Graphical User Interfaces (GUI) across multiple host operating systems has become essential, especially with the growing popularity of Linux. Two options have emerged, embedded graphical displays (such as TFT display) or the use of a host browser to access embedded HTML.

A good example of the embedded Graphical display is the SEGGER Flasher Portable (which shares significant hardware and software DNA with J-Link) that includes a TFT to display user feedback on the programming cycle and status information which uses emWin. To speed up and test the GUI development, AppWizard was used to first simulate the functionality on the host before embedding the generated C code into the final emWin firmware.

The J-Link debuggers also needed a way to interact with users independently from any integrated development environment (IDE) on multiple hosts. The emWeb HTML server was developed and integrated into the J-Link firmware to offer status information /configuration via web browsers rather than dedicated host applications.

J-Link and secure and anti-cloning production programming

It is an unfortunate truth that embedded firmware images are open to abuse during manufacture and while performing in field updates. J-Link itself has historically been vulnerable to cloning and action was needed to secure the valuable firmware during manufacture as well as assuring it would only run on SEGGER produced hardware.

Once more, the SEGGER software team developed solutions to prohibit cloning during manufacture as well as validation of firmware and hardware combinations during field updates.

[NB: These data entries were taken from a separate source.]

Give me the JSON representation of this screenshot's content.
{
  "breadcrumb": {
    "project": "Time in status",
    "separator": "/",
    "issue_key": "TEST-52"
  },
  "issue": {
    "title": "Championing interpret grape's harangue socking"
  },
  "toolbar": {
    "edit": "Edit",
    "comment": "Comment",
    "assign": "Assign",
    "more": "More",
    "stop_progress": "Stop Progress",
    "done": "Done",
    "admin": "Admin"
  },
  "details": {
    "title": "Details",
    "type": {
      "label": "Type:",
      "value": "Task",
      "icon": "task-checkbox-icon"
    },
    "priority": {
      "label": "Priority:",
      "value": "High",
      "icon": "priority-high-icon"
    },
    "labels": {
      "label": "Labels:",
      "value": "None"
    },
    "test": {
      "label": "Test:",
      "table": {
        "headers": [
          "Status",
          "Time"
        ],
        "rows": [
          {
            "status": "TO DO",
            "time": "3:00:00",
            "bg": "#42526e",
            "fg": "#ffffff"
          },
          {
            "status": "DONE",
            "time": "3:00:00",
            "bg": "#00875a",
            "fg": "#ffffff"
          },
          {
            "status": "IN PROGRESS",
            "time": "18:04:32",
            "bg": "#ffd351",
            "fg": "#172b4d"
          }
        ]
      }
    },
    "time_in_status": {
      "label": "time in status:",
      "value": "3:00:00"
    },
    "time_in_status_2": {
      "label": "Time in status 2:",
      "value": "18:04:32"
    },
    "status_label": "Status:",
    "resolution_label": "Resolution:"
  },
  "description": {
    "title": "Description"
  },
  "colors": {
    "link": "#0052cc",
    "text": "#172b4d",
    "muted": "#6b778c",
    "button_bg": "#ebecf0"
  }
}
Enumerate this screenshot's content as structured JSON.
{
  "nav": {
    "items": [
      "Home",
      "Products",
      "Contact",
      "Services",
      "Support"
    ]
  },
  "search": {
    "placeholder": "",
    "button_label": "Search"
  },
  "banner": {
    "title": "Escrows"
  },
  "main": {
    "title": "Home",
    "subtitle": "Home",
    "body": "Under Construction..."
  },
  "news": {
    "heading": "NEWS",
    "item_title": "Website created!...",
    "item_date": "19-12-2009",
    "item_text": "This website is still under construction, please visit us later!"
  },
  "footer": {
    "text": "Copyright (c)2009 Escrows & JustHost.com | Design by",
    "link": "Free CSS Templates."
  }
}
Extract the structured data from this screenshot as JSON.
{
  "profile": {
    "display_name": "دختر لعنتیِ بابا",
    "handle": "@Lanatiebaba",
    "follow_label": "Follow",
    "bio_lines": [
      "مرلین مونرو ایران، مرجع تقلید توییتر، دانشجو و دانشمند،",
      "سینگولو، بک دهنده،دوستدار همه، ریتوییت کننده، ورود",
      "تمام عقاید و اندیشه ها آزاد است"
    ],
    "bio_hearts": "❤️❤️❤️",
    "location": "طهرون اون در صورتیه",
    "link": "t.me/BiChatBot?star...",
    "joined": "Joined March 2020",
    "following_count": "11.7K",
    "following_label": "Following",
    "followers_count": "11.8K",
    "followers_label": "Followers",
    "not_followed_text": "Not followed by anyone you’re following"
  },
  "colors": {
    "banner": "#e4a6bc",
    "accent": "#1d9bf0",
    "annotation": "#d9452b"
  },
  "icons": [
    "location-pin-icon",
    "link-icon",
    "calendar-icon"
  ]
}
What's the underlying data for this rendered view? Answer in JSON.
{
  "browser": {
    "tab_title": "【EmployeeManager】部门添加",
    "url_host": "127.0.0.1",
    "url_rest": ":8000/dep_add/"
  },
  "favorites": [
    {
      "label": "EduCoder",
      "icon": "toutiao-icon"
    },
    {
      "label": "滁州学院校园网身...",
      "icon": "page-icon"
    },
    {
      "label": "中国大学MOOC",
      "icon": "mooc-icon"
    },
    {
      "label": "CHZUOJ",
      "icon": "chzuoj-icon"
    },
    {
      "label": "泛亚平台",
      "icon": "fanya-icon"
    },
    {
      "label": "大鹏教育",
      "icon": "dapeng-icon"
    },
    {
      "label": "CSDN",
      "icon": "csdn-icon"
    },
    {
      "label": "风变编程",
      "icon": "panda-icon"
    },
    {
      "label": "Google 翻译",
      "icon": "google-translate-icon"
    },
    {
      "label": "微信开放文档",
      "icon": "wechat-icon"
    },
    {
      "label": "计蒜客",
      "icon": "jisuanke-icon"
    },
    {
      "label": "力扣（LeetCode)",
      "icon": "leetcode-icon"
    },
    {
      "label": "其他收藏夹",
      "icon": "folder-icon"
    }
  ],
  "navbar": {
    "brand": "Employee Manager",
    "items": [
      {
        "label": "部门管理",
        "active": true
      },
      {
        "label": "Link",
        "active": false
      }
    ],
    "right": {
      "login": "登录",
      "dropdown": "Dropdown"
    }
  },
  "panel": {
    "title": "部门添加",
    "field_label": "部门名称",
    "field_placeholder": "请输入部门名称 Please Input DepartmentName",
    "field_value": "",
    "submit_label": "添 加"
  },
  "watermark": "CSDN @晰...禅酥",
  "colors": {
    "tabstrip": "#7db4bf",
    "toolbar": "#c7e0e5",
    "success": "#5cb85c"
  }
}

The emSecure software package is a digital signature suite that allows the creation and verification of digital assets, making it impossible to create a clone by simply copying hardware and firmware of an embedded device. That is of course just the beginning: it also secures firmware updates to embedded devices and authenticates licenses, serial numbers and other sensitive data.


SEGGER’s continued enhancement of the industry leading J-Link debugger for embedded cores such as Arm, RISC-V and RX, has driven or been built upon the powerful, fast, reliable and efficient SEGGER middleware, of which the embedded engineers of the world can now take full advantage.

SEGGER middleware, developed, tested and implemented for the most challenging of embedded environments.